Illinois Department of Transportation: Whose Right of Way is it Anyway?
A road's right of way is something often taken for granted, but is more important than one might think. A typical person may recognize a right of way as the driving lanes, shoulders, ditches, and slight corners at intersections. In fact, a right of way is defined by the Illinois Department of Transportation as "the land, or interest therein, acquired for or devoted to a highway," and the Illinois Highway Code's definition of "highway" is even broader, including land bordering the road surface (e.g., ditches, drainage structures, etc.).

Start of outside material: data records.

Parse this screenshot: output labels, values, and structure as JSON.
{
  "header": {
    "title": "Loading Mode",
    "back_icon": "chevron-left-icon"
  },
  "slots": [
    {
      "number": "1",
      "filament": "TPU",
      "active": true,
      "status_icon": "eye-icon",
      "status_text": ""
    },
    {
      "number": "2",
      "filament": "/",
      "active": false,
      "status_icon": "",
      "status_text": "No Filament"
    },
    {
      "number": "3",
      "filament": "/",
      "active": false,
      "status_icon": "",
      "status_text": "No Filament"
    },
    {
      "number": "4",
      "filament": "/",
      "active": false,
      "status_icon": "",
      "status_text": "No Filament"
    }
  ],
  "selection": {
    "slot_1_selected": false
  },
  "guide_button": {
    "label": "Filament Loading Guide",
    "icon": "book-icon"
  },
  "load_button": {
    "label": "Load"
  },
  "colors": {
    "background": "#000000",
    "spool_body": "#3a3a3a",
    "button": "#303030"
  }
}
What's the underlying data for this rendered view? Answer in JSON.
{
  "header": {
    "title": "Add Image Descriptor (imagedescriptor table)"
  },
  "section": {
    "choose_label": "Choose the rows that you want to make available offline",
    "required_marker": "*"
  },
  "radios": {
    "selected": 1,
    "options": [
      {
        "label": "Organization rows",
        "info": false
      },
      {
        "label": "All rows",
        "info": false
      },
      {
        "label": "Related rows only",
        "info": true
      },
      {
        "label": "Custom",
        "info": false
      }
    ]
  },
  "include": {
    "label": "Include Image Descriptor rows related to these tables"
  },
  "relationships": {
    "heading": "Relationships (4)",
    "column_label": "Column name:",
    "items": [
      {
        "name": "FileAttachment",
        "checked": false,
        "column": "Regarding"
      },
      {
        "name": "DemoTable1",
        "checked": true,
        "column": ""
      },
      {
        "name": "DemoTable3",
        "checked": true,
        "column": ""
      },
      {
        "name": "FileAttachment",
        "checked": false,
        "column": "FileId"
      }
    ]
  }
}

In all likelihood, a township doesn't own the land on both sides of the highway, but rather has an easement or a right to use the land for highway purposes. That easement is a public right of way. Often times the Road Commissioner has the responsibility to maintain, regulate and control the activities on a public right of way to provide efficient operation of the county road system. This includes the power to cut down or plant trees, expand portions of the road, and add gravel or pave the road without having to ask a specific resident's permission. The Road District may also permit others, such as utility providers, to use the right of way or easement itself for sewer or water lines.
So why should anyone other than the Road Commissioner care about the right of way? Well, it could have an impact on your safety as a driver, pedestrian or resident of the county. Encroachment onto a public road's right of way can be a safety hazard. For example, planting crops within the right of way might obstruct a drivers' view of traffic signs or other vehicles at a rural intersection. In addition, crop encroachment into ditches can affect proper drainage, clog culverts or jeopardize the stability and integrity of the road itself. Interference with the utilities underneath the right of way can also expose residents to safety hazards. Public utility companies are permitted to use the right of way to install gas, power, and telephone lines, but the use of plows or other heavy farming machinery can damages these utility lines or create potentially dangerous situations for residents and utility workers.
Yet before determining whether the right of way has been encroached upon, it must first be determined how a right of way is created. A highway can be created in one of the three ways: (1) statute, (2) dedication or (3) prescription. 605 ILCS 5/2-202. A highway created by statute means that the Illinois statutes established the authority to create the various highway systems and provide the financial ability to fund their construction and/or purchase of the necessary right of way. A recorded plat is an example of a highway created by statute. A highway created by dedication occurs when a landowner donates or dedicates land for public use as a highway, and the public accepts the dedication. 605 ILCS 5/2-202. For example, a public body that maintains the road by plowing and salting the roadway, maintains the culverts, and mows the corresponding rights of way may be evidence of dedication and acceptance. Finally, a highway may be created by prescription by the continuous and uninterrupted use by the public for fifteen years, with the owner's knowledge but without the owner's consent. Town of Deer Creek Road Dist. v. Hancock, 198 Ill. App. 3d 567 (3d Dist. 1990). A large majority of rural roads are established by prescription.
So how does one know if they are encroaching on the right of way? Typically, the width of a right of way is 66 feet wide, which means the right of way is approximately 33 feet on both sides of the center of the road. However, the width of the right of way on a rural road or larger highways varies. Thus, it is often difficult to determine the width a right of way established by easement because there is no standard width. However, Illinois cases have given us some guidance. For example, in Pilgrim v. Chamberlain, 91 Ill. App. 2d 233 (3d Dist. 1968) the Third District determined that the width of a gravel road extended "fence to fence." In Semmerling v. Hajek, 258 Ill. App. 3d 180 (2d Dist. 1994) the Second District determined the width of the right of way was the width of the pavement, plus six feet on either side. Finally, in Highland Park v. Driscoll, 24 Ill. 2d 281 (1962) the Illinois Supreme Court held that the right of way in that case extended the width of the pavement, plus the drainage ditches. Street signs and utility poles often serve as good indicators of right of way limits because they are typically located on the outer edge of a road's right of way, but further research is always recommended to learn as much about a road as possible. Your county highway engineer and local IDOT district office may have additional records that help you learn more about both the existence of right of way and its width.
Counties and townships expend a great deal of public money to maintain and preserve the roadways and ensure its safe and efficient operation. Residents should be familiar with the property and recognize the hazards resulting from encroaching or utilizing the public's right of way.